According to the memo, when officers started canvassing the neighborhood, they couldn’t find anyone who’d seen the shooting, though some heard it. One resident reported hearing a burst of four gunshots, followed by a pause and then six more shots.

When investigators interviewed Weber’s family, his father said the boy didn’t have a gun.

“I know he didn’t have it on him when he got shot, and I know he didn’t throw it,” his father told investigators, according to the memo.

Several days after the shooting, someone identifying themselves as the anonymous 911 caller who first summoned police to the area contacted investigators, saying that he’d seen news reports indicating the deputies never found a gun and wanted to clarify what happened.

He said hadn’t known Weber before that night but encountered the boy as he was driving on West 107th. By his account, Weber walked out of the nearby apartment complex and into the street, where he allegedly pointed a pistol at the driver’s head. The driver accelerated, fled and called 911. Fifteen minutes later, the caller said he heard gunshots — which turned out to be the sound of the deputy shooting Weber. When the story made local news, the caller said he realized Weber was the person who’d pointed a gun at him.

In early March, deputies searching a different apartment for an unrelated case found several guns, including one they said matched the description of the distinctive weapon Van Hoesen said he saw in Weber’s waistband.

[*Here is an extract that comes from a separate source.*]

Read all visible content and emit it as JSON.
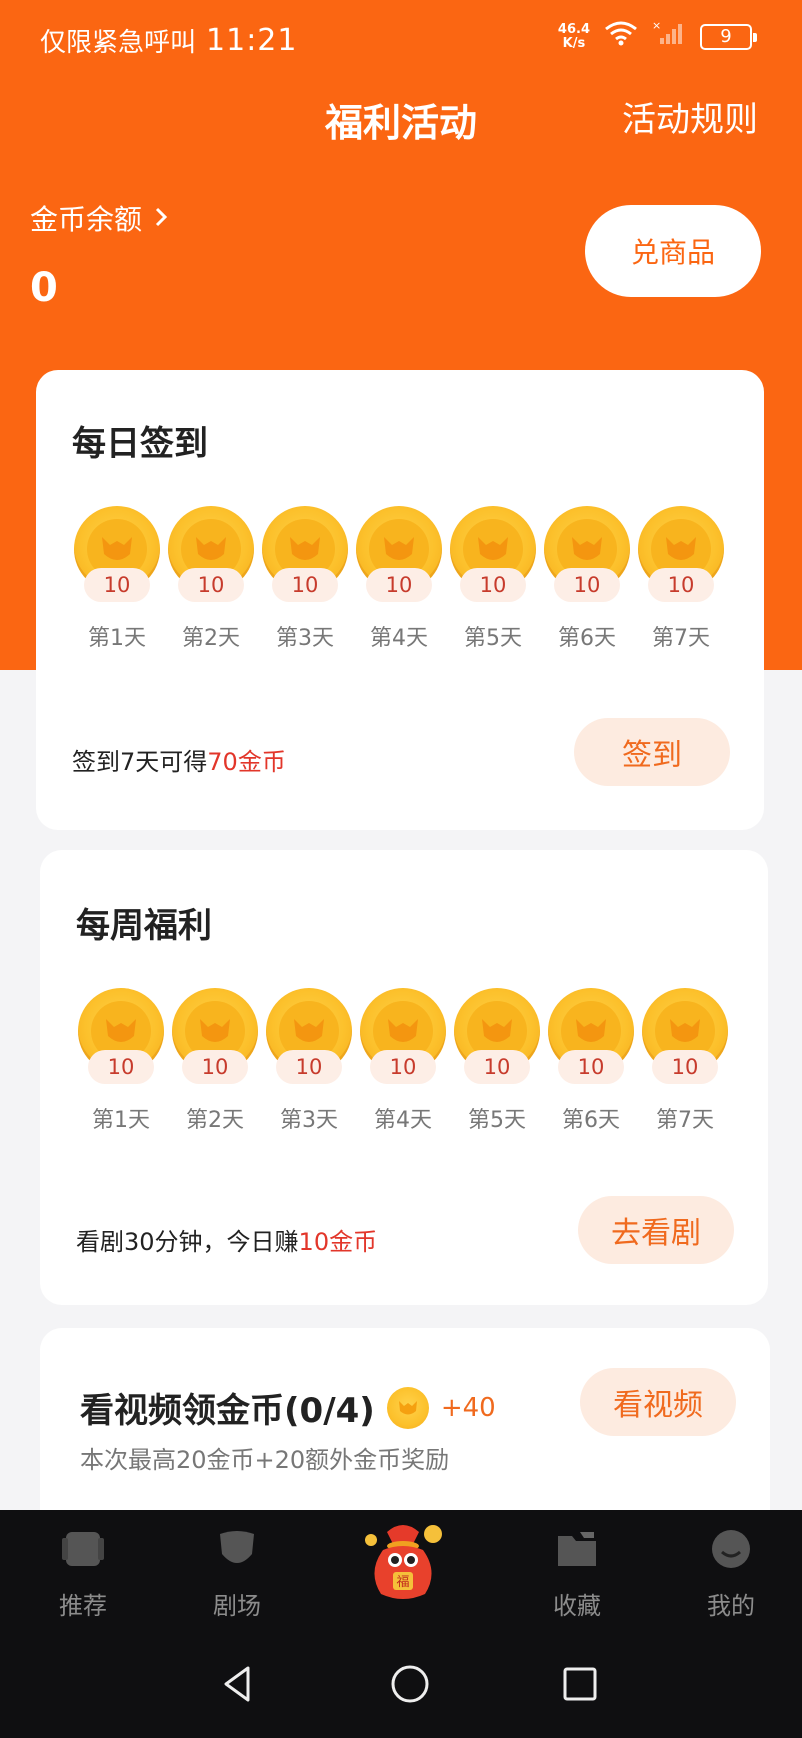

“The accuracy of Van Hoesen’s detailed description of the unique features of the handgun — which would be borne out several weeks later when the firearm was recovered at the residence of [name redacted] — and his high level of confidence in his description of the gun before it was ultimately recovered, also corroborate the presence of the gun during the contact, which in turn bolster the credibility of his account of the shooting,” prosecutors wrote.

But on Friday, Yates questioned how Van Hoesen had ever been able to offer such a detailed description of a gun he’d seen for only a few seconds in the dark, through a hole in a fence. He suggested the description may have come from a gun one of Weber’s friends flashed in a Facebook video that Los Angeles Police Department investigators found online and turned over to the Sheriff’s Department the day after the shooting.

Ultimately, prosecutors decided that Van Hoesen’s account was “reasonable and credible” and that the witnesses whose stories contradicted his were not.

In reaching that conclusion, prosecutors also highlighted forensic analysis that found gunshot residue on Weber’s hands and face, as well as in his front waistband — though they added “it is possible” that residue was “from being shot at multiple times and searched by deputies.”

Even if Weber did not have a gun, prosecutors said it may have been justified for the deputy to kill him if the boy made a “threatening gesture” as he fled.

“Whether Anthony W. intended to shoot and disable Van Hoesen or delay his pursuit by means of a threatening gesture, or toss the handgun, is not relevant,” the memo reads. “If Anthony W. did look back and then immediately reach toward his waistband, it would have been reasonable for Van Hoesen to believe Anthony W. intended to do grievous harm. Under such circumstances, Van Hoesen’s decision to employ lethal force would be justified as a lawful act in self-defense.”


Lawyers for the Weber family have previously described the size of the settlement reached in 2019 as “an implicit acknowledgment that this was a bad shooting.”

Though the D.A.’s memo mentioned a lawsuit that was eventually dismissed, it made no mention of the hefty settlement.

The year after the shooting, Van Hoesen was involved in the killing of Jamaal Simpson, a 21-year-old who was shot in Hyde Park. His family later sued the county and several deputies in federal court, in a case that is scheduled for trial in the fall.